Exercise brief:
Across the entries below, how many lines have the string "Geração" in them? Reply with only the number.

Given records:

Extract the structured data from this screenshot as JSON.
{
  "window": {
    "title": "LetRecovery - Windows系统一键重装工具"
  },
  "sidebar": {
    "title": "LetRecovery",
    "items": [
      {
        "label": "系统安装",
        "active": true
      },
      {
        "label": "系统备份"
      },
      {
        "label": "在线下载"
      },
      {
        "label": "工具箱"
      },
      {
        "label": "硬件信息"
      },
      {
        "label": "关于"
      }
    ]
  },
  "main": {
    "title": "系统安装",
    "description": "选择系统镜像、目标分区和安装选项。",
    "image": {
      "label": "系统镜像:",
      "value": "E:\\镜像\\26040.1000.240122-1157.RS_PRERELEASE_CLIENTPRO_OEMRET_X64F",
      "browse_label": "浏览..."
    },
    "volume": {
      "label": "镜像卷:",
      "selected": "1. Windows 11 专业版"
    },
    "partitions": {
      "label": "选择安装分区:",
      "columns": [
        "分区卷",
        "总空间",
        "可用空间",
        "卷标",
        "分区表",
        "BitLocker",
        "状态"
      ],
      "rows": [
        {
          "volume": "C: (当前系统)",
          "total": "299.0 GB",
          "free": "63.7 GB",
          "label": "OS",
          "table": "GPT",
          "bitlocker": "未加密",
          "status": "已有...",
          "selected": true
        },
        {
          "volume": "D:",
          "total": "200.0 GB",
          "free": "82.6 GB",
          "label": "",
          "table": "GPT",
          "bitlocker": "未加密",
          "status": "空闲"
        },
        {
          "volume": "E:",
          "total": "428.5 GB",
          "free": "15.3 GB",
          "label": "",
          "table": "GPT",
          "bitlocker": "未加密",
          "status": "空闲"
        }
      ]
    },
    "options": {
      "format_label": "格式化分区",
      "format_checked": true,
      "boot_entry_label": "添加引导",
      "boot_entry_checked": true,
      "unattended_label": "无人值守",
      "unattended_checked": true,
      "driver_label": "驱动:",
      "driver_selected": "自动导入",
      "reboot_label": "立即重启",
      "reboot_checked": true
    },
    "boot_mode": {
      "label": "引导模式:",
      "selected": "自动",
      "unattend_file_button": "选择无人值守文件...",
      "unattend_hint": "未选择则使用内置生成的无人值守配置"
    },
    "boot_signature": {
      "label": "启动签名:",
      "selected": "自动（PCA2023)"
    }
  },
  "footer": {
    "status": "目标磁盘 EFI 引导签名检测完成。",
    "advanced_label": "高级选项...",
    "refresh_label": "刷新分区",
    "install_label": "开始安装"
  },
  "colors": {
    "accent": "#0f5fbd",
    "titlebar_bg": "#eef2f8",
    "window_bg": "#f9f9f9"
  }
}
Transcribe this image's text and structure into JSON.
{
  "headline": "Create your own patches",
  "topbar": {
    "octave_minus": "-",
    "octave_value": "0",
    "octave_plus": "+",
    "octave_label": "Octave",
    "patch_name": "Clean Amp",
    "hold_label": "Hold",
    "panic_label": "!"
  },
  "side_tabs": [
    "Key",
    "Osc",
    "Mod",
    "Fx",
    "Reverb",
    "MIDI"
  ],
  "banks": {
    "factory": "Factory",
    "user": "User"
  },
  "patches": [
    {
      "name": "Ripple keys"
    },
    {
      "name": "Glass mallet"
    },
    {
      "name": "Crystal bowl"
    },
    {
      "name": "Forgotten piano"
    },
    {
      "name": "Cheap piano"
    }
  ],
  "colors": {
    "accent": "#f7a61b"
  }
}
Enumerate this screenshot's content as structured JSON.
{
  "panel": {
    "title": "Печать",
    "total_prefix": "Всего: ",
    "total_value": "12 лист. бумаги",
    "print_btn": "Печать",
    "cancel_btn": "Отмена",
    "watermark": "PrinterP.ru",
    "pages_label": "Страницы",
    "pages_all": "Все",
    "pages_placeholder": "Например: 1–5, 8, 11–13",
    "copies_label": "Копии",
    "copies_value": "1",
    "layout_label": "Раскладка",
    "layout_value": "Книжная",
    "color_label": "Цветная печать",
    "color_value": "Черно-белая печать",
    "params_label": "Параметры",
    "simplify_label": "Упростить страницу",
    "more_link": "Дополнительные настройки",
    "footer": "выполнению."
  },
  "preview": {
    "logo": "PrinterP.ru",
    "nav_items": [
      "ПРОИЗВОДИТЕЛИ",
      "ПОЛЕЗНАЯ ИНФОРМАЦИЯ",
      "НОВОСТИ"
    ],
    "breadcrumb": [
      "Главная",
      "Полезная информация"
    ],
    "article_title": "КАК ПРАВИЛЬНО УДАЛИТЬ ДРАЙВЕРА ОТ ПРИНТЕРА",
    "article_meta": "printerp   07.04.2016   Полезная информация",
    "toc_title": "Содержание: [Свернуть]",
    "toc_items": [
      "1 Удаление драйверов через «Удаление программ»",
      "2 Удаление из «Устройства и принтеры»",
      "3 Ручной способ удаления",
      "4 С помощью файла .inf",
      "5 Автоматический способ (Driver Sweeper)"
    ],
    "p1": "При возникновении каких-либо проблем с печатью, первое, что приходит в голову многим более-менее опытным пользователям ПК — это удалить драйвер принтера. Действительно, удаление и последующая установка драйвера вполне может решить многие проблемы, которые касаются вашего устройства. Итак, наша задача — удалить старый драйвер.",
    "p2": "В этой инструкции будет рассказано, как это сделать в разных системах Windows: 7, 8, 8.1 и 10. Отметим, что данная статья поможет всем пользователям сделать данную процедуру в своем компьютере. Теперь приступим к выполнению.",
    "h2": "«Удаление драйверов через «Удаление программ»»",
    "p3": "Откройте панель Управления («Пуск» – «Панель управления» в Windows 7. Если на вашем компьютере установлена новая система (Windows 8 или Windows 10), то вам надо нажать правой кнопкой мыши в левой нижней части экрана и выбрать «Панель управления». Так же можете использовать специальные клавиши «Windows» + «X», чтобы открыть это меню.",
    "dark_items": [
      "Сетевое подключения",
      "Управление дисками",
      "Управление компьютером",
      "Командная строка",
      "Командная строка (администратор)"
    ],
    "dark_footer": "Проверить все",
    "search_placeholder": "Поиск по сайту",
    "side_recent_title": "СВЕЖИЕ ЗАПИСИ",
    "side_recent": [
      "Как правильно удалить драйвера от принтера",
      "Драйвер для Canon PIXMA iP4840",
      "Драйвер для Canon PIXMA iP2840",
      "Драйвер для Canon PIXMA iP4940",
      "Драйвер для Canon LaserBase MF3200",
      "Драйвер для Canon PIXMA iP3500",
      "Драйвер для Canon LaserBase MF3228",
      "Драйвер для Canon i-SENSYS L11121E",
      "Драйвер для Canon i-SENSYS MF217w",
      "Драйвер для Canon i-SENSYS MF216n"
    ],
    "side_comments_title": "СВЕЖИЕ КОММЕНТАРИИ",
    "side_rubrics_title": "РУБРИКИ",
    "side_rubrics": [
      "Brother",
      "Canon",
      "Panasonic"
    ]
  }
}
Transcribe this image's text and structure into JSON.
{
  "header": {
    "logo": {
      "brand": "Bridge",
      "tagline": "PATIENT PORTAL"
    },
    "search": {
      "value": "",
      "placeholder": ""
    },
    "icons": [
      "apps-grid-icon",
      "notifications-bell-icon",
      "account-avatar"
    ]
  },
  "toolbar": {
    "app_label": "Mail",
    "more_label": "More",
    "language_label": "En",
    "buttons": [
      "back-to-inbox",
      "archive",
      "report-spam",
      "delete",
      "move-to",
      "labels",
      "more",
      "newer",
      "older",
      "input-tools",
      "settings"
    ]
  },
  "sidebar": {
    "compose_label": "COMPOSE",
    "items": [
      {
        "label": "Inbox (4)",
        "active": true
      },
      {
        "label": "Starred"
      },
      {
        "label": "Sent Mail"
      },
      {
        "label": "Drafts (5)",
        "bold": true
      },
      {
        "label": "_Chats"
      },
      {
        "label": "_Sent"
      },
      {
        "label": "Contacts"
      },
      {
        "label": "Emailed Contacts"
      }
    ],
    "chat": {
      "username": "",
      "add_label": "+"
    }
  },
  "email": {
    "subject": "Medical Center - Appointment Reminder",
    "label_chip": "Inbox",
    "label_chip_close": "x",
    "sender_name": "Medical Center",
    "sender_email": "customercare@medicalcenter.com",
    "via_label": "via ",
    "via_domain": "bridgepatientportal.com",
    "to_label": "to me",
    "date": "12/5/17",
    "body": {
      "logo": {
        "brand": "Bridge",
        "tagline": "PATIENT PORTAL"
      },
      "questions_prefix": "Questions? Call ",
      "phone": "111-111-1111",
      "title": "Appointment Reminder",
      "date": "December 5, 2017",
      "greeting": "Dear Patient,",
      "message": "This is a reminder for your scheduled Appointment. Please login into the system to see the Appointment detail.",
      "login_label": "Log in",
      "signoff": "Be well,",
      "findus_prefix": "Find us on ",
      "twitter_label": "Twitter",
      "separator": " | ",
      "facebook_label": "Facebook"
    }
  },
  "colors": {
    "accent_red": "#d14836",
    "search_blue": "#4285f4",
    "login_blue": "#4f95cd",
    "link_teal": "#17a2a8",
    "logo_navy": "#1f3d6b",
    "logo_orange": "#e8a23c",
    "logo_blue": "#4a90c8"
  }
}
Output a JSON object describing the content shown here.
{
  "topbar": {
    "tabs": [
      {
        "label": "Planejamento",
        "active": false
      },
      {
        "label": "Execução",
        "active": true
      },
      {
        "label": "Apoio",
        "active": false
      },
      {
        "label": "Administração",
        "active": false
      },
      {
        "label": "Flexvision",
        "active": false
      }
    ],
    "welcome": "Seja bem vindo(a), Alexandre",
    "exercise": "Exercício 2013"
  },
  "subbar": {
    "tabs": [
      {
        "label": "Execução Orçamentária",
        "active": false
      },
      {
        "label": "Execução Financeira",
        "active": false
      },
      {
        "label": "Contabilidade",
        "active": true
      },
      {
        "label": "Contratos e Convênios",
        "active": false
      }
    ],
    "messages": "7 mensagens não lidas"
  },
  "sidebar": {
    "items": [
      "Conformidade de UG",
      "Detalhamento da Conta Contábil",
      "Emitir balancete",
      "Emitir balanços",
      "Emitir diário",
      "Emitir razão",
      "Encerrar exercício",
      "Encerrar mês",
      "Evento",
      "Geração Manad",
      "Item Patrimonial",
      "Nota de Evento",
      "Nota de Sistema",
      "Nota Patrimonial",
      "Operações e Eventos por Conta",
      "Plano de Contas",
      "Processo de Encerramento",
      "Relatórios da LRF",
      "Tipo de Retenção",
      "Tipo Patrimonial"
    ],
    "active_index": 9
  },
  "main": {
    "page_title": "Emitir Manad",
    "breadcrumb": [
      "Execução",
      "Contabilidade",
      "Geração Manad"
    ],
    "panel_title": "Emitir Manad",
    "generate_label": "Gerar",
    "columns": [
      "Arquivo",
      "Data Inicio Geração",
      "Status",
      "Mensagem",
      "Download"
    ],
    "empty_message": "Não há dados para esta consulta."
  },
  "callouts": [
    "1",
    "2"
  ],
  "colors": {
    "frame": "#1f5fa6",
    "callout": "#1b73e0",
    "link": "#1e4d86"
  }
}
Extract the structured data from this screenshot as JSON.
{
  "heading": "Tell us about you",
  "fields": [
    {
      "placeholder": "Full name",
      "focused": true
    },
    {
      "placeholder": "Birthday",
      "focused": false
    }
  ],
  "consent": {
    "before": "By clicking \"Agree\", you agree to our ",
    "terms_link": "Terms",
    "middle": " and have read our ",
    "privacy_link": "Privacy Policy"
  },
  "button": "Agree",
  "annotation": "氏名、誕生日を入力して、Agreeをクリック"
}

Exercise response:
3